Institution: Stanford University
Investigator(s): Lorene Nelson, Ph.D.
Award Cycle: 2002 (Cycle 11) Grant #: 11RT-0237 Award: $765,971
Subject Area: Epidemiology
Award Type: Research Project Awards

Initial Award Abstract
Parkinson’s disease (PD) is one of a few conditions in which cigarette smoking appears to decrease the risk of developing the disease, with a reduced risk of 50% among ever smokers compared to never smokers. Despite the fact that this reduced risk among cigarette smokers has been consistently observed in studies conducted over the past several decades, there has been very little epidemiologic research to investigate the possible explanations for this apparent protective effect. This effect could play a very important role in preventing the development of PD, which is thought to be caused in part by exposure to environmental chemicals such as pesticides or metals. A number of chemicals in tobacco products could explain why smoking decreases the risk for PD, and recent laboratory studies suggest that the nicotine in tobacco products may play a role. The brain contains several different types of receptors for nicotine (called nicotinic receptors), and some are found in the basal ganglia, the area of the brain affected by PD. Dopamine is the brain chemical in the basal ganglia that is depleted in patients with PD, causing symptoms of a shuffling walk, slow movements, tremor, and difficulty controlling movement. Animal studies have shown that the nicotine from cigarette smoke stimulates nicotinic receptors, which in turn could interfere with the dopamine cell loss caused by environmental chemical exposure, or to enhance the release of dopamine, the brain chemical that is deficient in PD. The structure of the nicotinic receptors may be different among different individuals due to genetic differences in how nicotinic receptors work.
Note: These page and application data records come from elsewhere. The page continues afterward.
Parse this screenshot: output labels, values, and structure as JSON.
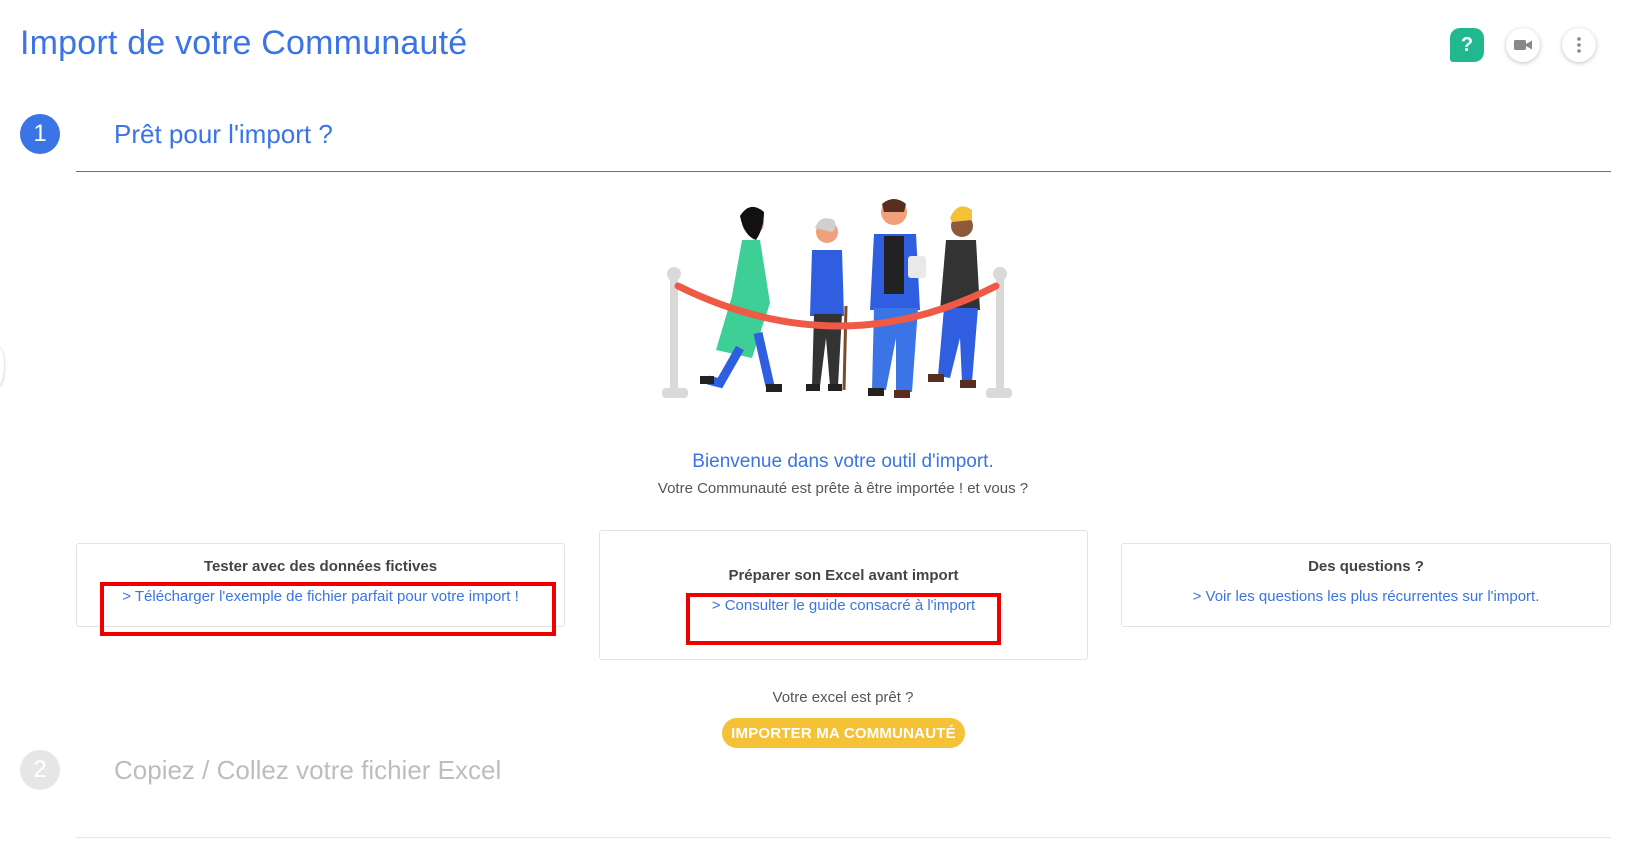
{
  "header": {
    "title": "Import de votre Communauté",
    "actions": {
      "help_label": "?",
      "help_color": "#21b88f",
      "video_icon": "video-camera-icon",
      "more_icon": "more-vertical-icon"
    }
  },
  "steps": [
    {
      "number": "1",
      "title": "Prêt pour l'import ?",
      "state": "active"
    },
    {
      "number": "2",
      "title": "Copiez / Collez votre fichier Excel",
      "state": "inactive"
    }
  ],
  "welcome": {
    "title": "Bienvenue dans votre outil d'import.",
    "subtitle": "Votre Communauté est prête à être importée ! et vous ?"
  },
  "cards": [
    {
      "title": "Tester avec des données fictives",
      "link": "> Télécharger l'exemple de fichier parfait pour votre import !"
    },
    {
      "title": "Préparer son Excel avant import",
      "link": "> Consulter le guide consacré à l'import"
    },
    {
      "title": "Des questions ?",
      "link": "> Voir les questions les plus récurrentes sur l'import."
    }
  ],
  "cta": {
    "prompt": "Votre excel est prêt ?",
    "button_label": "IMPORTER MA COMMUNAUTÉ",
    "button_color": "#f5c137"
  },
  "colors": {
    "accent": "#3a74e6",
    "highlight": "#ee0000"
  }
}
Our epidemiologic study will determine whether genetic variants of the nicotinic receptors explain the reduced risk of PD that is observed with cigarette smoking. This study will include 750 people that are newly diagnosed with PD newly diagnosed PD patients (cases) and 750 people without PD (controls) from case-control study conducted within the Northern California Kaiser Permanente Medical Care Program. We will collected a detailed lifetime history of cigarette smoking, along with other factors that may influence the risk of PD (e.g., exposure to pesticides and metals in the workplace and home, alcohol use, recreational drugs, medications, hormonal factors, family history and others). By combining a laboratory-based study of the nicotinic receptor genes with detailed information from PD cases and controls regarding cigarette smoking and other factors, we hope to understand why cigarette smoking reduces the risk of Parkinson’s disease. Ultimately, if the reasons for the protective effect of tobacco exposure were understood, tremendous gains in understanding the cause of PD could emerge and treatments could be developed to prevent or reduce the significant limitations caused by this disease.